Obtaining user insights by leveraging big data helps Pinterest create a customized experience. At the same time, they’re able to gather valuable intel that can be used to power targeted advertisements that entice users to make a purchase. All thanks to big data.

Part 2: Big Data in Skilled Nursing
So, how does all of this apply to skilled nursing? You may have already guessed, but if they have the right technology partner, skilled nursing providers can harvest and analyze big data to achieve more quality patient outcomes and prevent hospital readmissions that amount to costly events.

A skilled nursing facility that uses a cloud-based electronic health record (EHR) can collect a large amount of actionable data on each and every patient that the facility’s caregivers treat. In the past, all of this data — on medications, falls, habits, conditions, diagnoses, and more — would still likely be recorded and stored, but on paper.
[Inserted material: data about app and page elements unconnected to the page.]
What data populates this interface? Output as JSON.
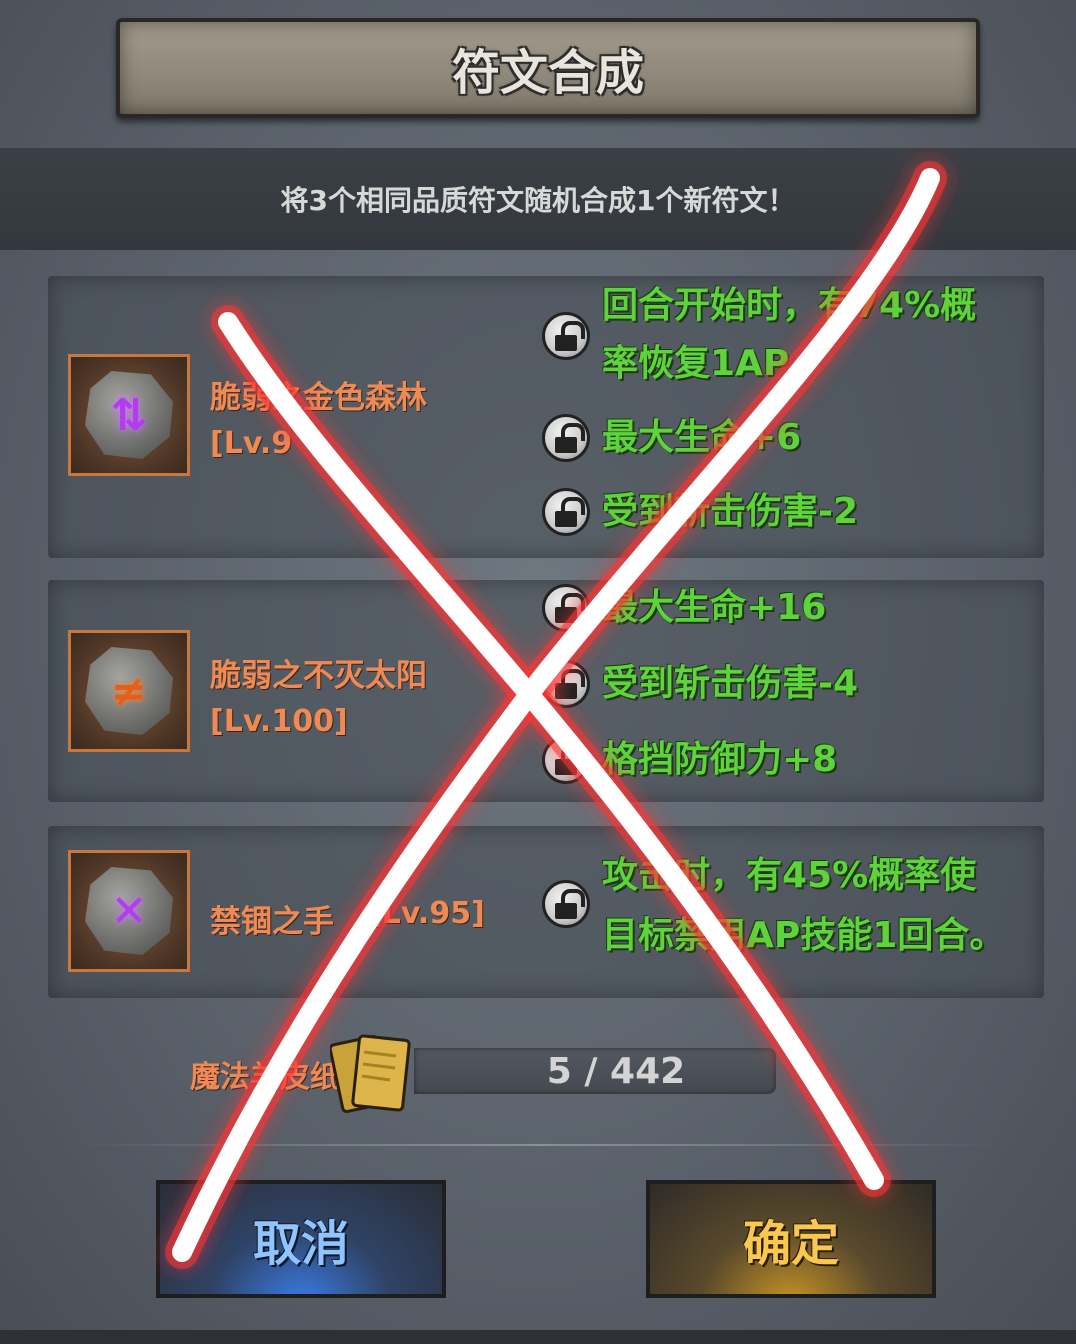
{
  "title": "符文合成",
  "info": "将3个相同品质符文随机合成1个新符文！",
  "runes": [
    {
      "name": "脆弱之金色森林",
      "level": "[Lv.9",
      "glyph": "⇅",
      "glyph_color": "purple",
      "stats": [
        "回合开始时，有74%概",
        "率恢复1AP",
        "最大生命+6",
        "受到斩击伤害-2"
      ]
    },
    {
      "name": "脆弱之不灭太阳",
      "level": "[Lv.100]",
      "glyph": "≠",
      "glyph_color": "orange",
      "stats": [
        "最大生命+16",
        "受到斩击伤害-4",
        "格挡防御力+8"
      ]
    },
    {
      "name": "禁锢之手",
      "level": "[Lv.95]",
      "glyph": "✕",
      "glyph_color": "purple",
      "stats": [
        "攻击时，有45%概率使",
        "目标禁用AP技能1回合。"
      ]
    }
  ],
  "resource": {
    "label": "魔法羊皮纸",
    "current": 5,
    "total": 442,
    "display": "5 / 442"
  },
  "buttons": {
    "cancel": "取消",
    "confirm": "确定"
  },
  "colors": {
    "rune_name": "#f08a55",
    "stat_text": "#5fd33c",
    "cancel_text": "#8fc4ff",
    "confirm_text": "#f8c850",
    "overlay_cross": "#ffffff",
    "overlay_glow": "#ff3030"
  },
  "icons": [
    "lock-open-icon",
    "rune-stone-icon",
    "parchment-icon",
    "cross-overlay"
  ]
}
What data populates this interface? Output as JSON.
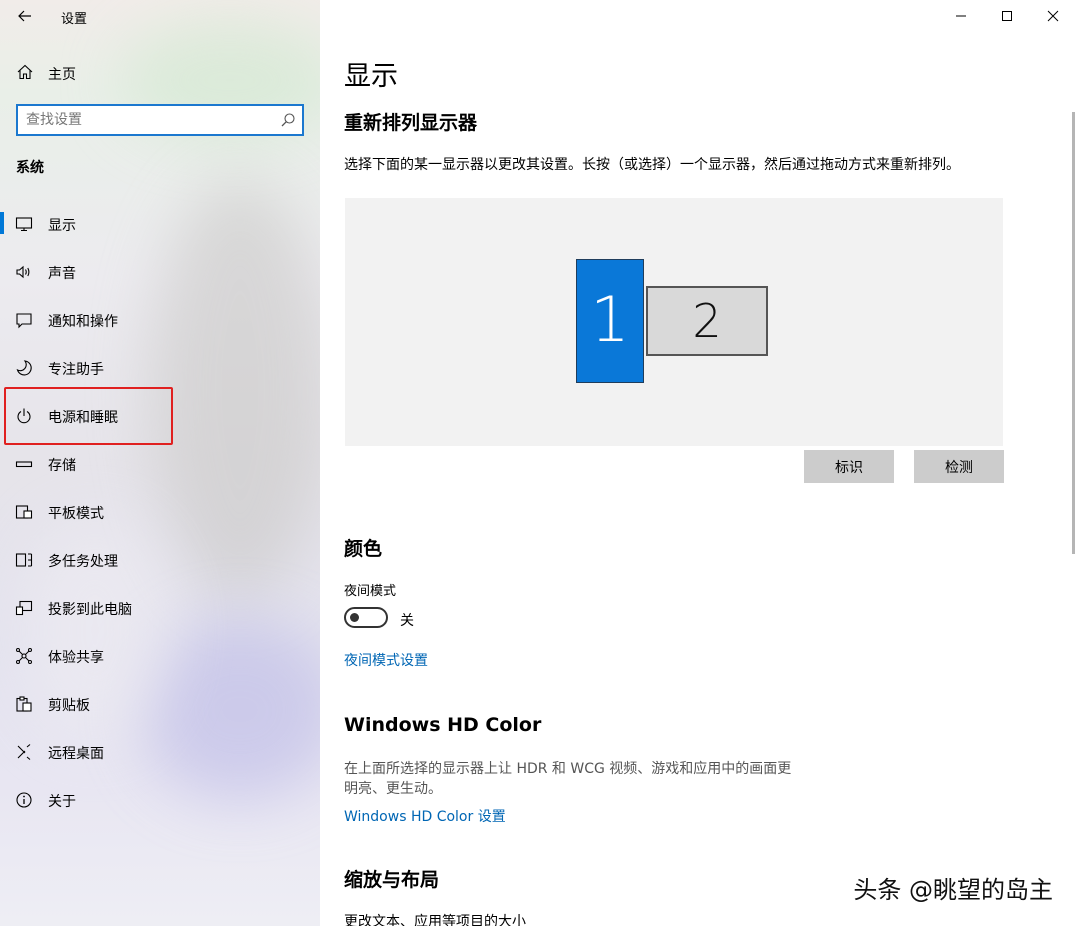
{
  "window": {
    "title": "设置"
  },
  "sidebar": {
    "home_label": "主页",
    "search_placeholder": "查找设置",
    "section_title": "系统",
    "items": [
      {
        "label": "显示",
        "icon": "monitor-icon"
      },
      {
        "label": "声音",
        "icon": "speaker-icon"
      },
      {
        "label": "通知和操作",
        "icon": "notification-icon"
      },
      {
        "label": "专注助手",
        "icon": "moon-icon"
      },
      {
        "label": "电源和睡眠",
        "icon": "power-icon"
      },
      {
        "label": "存储",
        "icon": "storage-icon"
      },
      {
        "label": "平板模式",
        "icon": "tablet-icon"
      },
      {
        "label": "多任务处理",
        "icon": "multitask-icon"
      },
      {
        "label": "投影到此电脑",
        "icon": "project-icon"
      },
      {
        "label": "体验共享",
        "icon": "share-icon"
      },
      {
        "label": "剪贴板",
        "icon": "clipboard-icon"
      },
      {
        "label": "远程桌面",
        "icon": "remote-icon"
      },
      {
        "label": "关于",
        "icon": "info-icon"
      }
    ]
  },
  "main": {
    "page_title": "显示",
    "arrange": {
      "title": "重新排列显示器",
      "description": "选择下面的某一显示器以更改其设置。长按（或选择）一个显示器，然后通过拖动方式来重新排列。",
      "monitor_1": "1",
      "monitor_2": "2",
      "identify_label": "标识",
      "detect_label": "检测"
    },
    "color": {
      "title": "颜色",
      "night_mode_label": "夜间模式",
      "night_mode_state": "关",
      "night_mode_link": "夜间模式设置"
    },
    "hd_color": {
      "title": "Windows HD Color",
      "description": "在上面所选择的显示器上让 HDR 和 WCG 视频、游戏和应用中的画面更明亮、更生动。",
      "link": "Windows HD Color 设置"
    },
    "scale": {
      "title": "缩放与布局",
      "description": "更改文本、应用等项目的大小"
    }
  },
  "watermark": "头条 @眺望的岛主",
  "colors": {
    "accent": "#0078d7",
    "highlight": "#e02020",
    "link": "#0066b4"
  }
}
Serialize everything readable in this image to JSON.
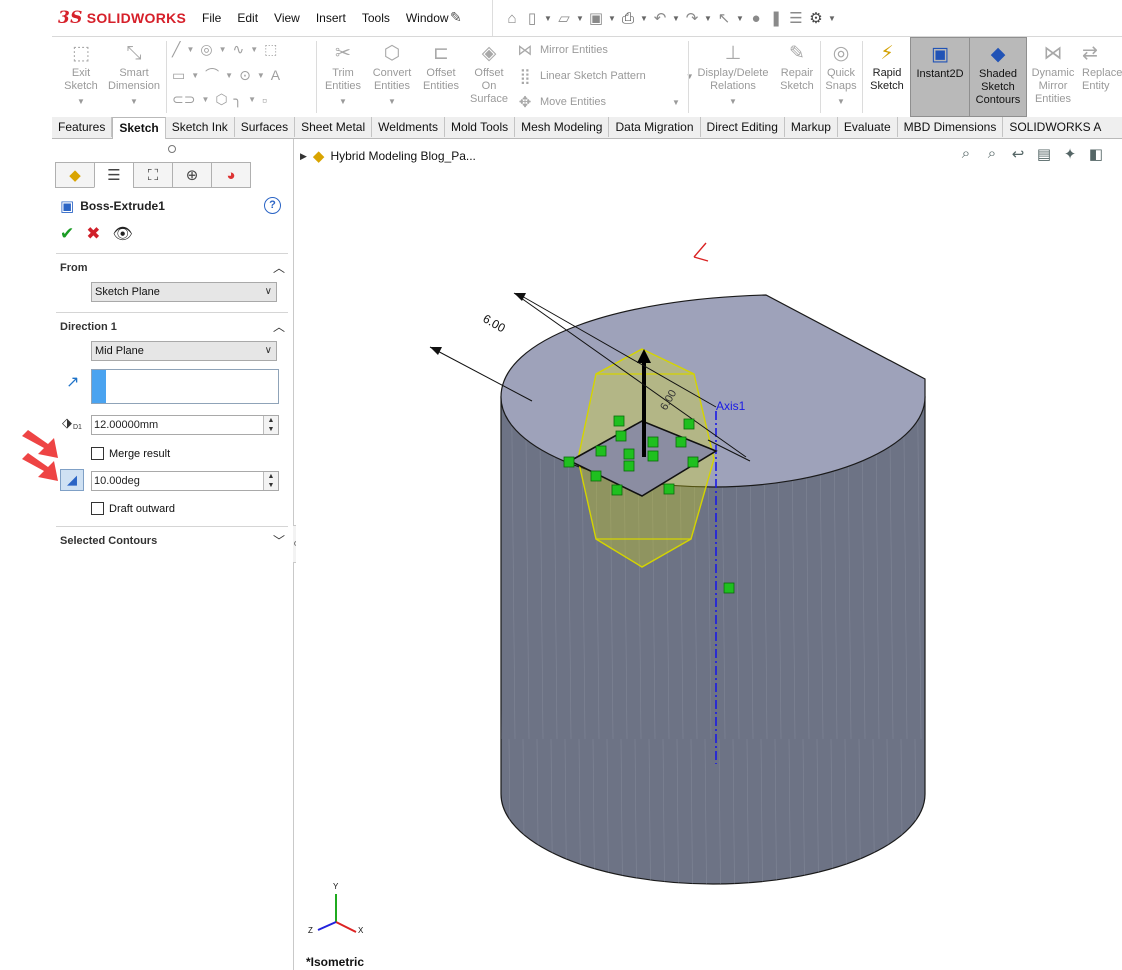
{
  "app": {
    "logo_text": "SOLIDWORKS",
    "logo_mark": "3S"
  },
  "menu": [
    "File",
    "Edit",
    "View",
    "Insert",
    "Tools",
    "Window"
  ],
  "command_manager": {
    "exit_sketch": [
      "Exit",
      "Sketch"
    ],
    "smart_dimension": [
      "Smart",
      "Dimension"
    ],
    "trim": [
      "Trim",
      "Entities"
    ],
    "convert": [
      "Convert",
      "Entities"
    ],
    "offset": [
      "Offset",
      "Entities"
    ],
    "offset_surface": [
      "Offset",
      "On",
      "Surface"
    ],
    "mirror": "Mirror Entities",
    "linear_pattern": "Linear Sketch Pattern",
    "move": "Move Entities",
    "display_relations": [
      "Display/Delete",
      "Relations"
    ],
    "repair": [
      "Repair",
      "Sketch"
    ],
    "quick_snaps": [
      "Quick",
      "Snaps"
    ],
    "rapid_sketch": [
      "Rapid",
      "Sketch"
    ],
    "instant2d": [
      "Instant2D"
    ],
    "shaded_contours": [
      "Shaded",
      "Sketch",
      "Contours"
    ],
    "dynamic_mirror": [
      "Dynamic",
      "Mirror",
      "Entities"
    ],
    "replace_entity": [
      "Replace",
      "Entity"
    ]
  },
  "tabs": [
    "Features",
    "Sketch",
    "Sketch Ink",
    "Surfaces",
    "Sheet Metal",
    "Weldments",
    "Mold Tools",
    "Mesh Modeling",
    "Data Migration",
    "Direct Editing",
    "Markup",
    "Evaluate",
    "MBD Dimensions",
    "SOLIDWORKS A"
  ],
  "active_tab": "Sketch",
  "property_manager": {
    "title": "Boss-Extrude1",
    "from_section": "From",
    "from_value": "Sketch Plane",
    "direction_section": "Direction 1",
    "direction_value": "Mid Plane",
    "depth": "12.00000mm",
    "depth_label": "D1",
    "merge_result": "Merge result",
    "merge_result_checked": false,
    "draft_angle": "10.00deg",
    "draft_outward": "Draft outward",
    "draft_outward_checked": false,
    "selected_contours": "Selected Contours"
  },
  "graphics": {
    "tree_item": "Hybrid Modeling Blog_Pa...",
    "view_name": "*Isometric",
    "axis_label": "Axis1",
    "dimension_1": "6.00",
    "dimension_2": "6.00",
    "triad": {
      "y": "Y",
      "x": "X",
      "z": "Z"
    },
    "colors": {
      "cylinder_side": "#707687",
      "cylinder_top": "#9fa3bb",
      "extrude_preview": "#e8e800",
      "handle_green": "#1fc01f",
      "axis_blue": "#1a1ae6"
    }
  }
}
Paper records, though they may be comprehensive, are much more difficult to analyze quickly and to use to “see the big picture” on any given patient. The brain just doesn’t work that way but that’s not the case with a cloud-based EHR.

With a cloud-based EHR, caregivers, providers and care partners, like doctors and pharmacists, can find patterns in a patient’s health and behavior much more quickly, and can then tell immediately when a patient’s behavior is changing. Then, caregivers can work to proactively prevent falls or other issues that may arise due to the change in routine, like having to go to the hospital.

A cloud-based EHR is a one-stop shop for seeing a patient’s “big picture” and knowing whether they’re getting better, getting worse, or at risk for a hospital visit. Noticing changes in a patient’s behavior may take days, or even weeks with paper — and that may result in missed opportunities to intervene.

Another benefit is that skilled nursing facilities can use the information held in their EHR to demonstrate quality of care and positive outcomes, which is valuable when partnering with other care providers, like hospitals. In a way, data collected across health care providers can help drive better outcomes for an entire population. In no short order, it will become the new currency, more valuable than the gold hidden in paper records.

Follow the link to learn more about using your EHR for big data.

January 19, 2017